On the other hand, I wish that before he died I could have helped him to understand the immeasurable value of my lifelong friendship with L and now her whole family– her mother and father (now gone), L’s sister, L’s two daughters and her partner.  If I could now repay my father for the cost of that semester, I would do so and consider it a tremendous bargain because of the friendship.     

What I am remembering now is that in our late teens and early twenties, L and I visited each other a lot.  I did less of the travelling , but she would come to visit me for a summer at a time for 4 weeks or 8 weeks sometimes.  She was much more adventuresome than I.  Once she took a cross country bicycle trip with a plan to finish in the Madison, Wisconsin where I had gone back to school and she was coming to stay for the summer.  She called from pay phones along the way.  And then one day she called me, told me what street corner she was on and asked directions to my house.  She was an LPN and could almost always get work within a week of starting to look, so she could visit and and work.  I would go to California to see her too, but never for a month.  Either way our days often included one of us going off to work, while the other hung out waiting for the work day to end and our visit and talks and adventures to resume.

Why I am writing this now is that looking back, she was my very first writing/blogging partner.  We both kept long, detailed, involved journals.  Mine went on and on and on writing-wise.  Hers did too, and were full of interesting things pasted in as well.  Train tickets, ticket stubs, photo booth photos.  I don’t remember when exactly, but there came a time in our friendship– when we developed a tradition.  When we saw each other, one of the things we would do early on in our visit and completely by agreement was that one would spend several hours reading the other’s journal.  And then we would talk about it later– like the comments part of the blog, only more expansive.

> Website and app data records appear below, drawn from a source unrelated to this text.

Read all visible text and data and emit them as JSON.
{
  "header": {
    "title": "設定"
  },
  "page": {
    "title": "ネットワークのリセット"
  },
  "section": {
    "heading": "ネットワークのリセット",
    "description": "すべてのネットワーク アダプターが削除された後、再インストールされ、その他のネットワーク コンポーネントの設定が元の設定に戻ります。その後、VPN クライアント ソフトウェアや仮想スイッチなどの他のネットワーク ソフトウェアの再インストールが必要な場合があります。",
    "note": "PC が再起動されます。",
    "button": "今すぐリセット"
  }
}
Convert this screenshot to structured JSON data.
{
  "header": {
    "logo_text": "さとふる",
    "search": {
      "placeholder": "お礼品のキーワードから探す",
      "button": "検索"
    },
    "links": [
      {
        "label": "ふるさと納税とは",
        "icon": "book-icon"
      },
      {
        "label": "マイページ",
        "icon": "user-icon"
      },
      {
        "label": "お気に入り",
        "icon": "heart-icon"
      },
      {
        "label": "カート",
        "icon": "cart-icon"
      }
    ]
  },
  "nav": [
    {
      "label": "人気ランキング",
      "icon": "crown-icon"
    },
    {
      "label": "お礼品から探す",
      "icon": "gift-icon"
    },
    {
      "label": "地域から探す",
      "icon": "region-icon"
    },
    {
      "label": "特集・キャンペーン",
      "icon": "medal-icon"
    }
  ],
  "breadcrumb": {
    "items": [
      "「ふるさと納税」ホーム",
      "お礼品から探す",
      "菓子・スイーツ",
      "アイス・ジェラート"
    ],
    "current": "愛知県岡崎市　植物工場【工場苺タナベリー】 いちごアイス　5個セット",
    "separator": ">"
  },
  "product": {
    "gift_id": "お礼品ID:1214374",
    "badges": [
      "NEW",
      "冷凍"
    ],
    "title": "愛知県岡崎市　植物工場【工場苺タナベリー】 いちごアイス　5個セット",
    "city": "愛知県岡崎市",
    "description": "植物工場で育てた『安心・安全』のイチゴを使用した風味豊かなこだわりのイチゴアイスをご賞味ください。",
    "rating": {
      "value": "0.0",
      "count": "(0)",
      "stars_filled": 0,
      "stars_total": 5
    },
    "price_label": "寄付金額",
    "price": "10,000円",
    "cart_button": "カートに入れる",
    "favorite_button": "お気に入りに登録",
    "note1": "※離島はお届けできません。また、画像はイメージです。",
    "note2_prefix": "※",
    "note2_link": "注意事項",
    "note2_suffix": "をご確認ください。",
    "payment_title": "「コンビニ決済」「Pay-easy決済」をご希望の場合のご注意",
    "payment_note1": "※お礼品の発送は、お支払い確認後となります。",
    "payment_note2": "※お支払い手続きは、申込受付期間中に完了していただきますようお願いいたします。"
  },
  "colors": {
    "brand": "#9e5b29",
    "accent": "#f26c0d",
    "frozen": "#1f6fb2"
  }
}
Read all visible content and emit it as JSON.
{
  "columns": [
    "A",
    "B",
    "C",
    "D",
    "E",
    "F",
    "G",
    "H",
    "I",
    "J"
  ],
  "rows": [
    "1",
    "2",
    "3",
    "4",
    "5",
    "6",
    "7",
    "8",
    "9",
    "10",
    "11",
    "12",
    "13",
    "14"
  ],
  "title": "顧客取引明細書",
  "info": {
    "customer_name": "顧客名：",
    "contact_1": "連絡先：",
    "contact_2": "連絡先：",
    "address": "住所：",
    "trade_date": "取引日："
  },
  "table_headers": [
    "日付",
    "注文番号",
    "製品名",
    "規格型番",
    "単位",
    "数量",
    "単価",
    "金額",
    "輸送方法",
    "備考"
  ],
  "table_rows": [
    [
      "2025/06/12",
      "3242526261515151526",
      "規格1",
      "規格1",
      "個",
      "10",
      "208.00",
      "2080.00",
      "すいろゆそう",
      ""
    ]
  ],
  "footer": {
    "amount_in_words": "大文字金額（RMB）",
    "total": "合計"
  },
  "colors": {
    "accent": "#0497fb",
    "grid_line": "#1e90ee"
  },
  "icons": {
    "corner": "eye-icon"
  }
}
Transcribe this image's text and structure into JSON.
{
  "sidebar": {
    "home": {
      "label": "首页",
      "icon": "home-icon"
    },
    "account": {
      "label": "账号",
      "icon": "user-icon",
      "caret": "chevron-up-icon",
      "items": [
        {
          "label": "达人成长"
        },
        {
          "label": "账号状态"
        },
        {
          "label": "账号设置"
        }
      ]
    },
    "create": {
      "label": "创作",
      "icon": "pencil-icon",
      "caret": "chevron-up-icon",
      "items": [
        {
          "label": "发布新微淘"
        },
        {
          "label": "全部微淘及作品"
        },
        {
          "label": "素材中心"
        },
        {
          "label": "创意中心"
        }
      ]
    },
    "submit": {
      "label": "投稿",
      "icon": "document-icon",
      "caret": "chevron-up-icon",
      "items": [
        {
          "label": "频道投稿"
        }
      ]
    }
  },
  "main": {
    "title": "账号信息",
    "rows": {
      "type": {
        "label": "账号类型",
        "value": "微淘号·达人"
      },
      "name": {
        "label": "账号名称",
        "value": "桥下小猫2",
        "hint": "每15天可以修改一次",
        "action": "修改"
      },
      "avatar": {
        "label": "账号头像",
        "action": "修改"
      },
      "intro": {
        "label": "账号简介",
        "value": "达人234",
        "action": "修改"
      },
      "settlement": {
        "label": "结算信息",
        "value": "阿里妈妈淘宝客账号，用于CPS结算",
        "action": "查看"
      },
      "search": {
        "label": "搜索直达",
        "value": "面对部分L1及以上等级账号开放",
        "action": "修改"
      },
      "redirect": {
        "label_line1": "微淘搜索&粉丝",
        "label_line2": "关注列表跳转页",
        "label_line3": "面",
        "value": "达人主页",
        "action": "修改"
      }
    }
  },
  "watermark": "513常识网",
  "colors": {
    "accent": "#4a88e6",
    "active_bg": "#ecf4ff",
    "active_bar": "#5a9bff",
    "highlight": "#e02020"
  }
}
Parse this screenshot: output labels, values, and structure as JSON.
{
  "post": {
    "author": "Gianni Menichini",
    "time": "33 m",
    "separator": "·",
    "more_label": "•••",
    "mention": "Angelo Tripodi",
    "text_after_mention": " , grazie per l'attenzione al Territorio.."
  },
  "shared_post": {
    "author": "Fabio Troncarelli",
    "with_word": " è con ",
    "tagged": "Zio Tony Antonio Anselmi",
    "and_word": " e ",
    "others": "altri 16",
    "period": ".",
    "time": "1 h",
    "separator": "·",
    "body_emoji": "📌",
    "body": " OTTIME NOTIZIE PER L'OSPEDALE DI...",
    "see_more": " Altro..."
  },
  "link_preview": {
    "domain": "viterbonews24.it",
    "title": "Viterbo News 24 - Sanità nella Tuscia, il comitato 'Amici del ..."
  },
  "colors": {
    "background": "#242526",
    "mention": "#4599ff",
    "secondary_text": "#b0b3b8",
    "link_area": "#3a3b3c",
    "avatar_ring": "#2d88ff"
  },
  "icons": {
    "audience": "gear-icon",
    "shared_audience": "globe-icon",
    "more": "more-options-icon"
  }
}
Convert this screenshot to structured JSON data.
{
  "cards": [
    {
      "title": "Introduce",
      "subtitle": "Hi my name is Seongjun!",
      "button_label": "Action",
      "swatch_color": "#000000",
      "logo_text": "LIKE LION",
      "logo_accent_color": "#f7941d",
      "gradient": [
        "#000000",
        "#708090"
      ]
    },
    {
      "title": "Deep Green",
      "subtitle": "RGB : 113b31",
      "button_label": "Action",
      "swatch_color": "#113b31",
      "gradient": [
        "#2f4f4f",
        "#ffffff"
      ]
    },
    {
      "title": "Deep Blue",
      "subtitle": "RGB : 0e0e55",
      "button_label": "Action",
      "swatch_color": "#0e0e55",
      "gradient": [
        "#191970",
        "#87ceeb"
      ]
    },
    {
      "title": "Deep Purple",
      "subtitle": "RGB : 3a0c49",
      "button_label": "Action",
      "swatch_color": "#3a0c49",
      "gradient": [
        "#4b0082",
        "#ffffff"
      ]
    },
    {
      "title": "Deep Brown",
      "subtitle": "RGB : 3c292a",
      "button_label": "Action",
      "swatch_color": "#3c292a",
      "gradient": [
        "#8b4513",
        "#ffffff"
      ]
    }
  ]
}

After we started doing this, our journals, our experiments with writing and our own thoughts and feelings about so many things, were no longer only our own– they were soon-to-be-published pieces, with a very, very small and particular audience in mind.  I like to think of that time as I do this work– and I like the immediacy of the blog– and I like to think of you who I know and you who I don’t out there– reading, thinking like L and I did back then.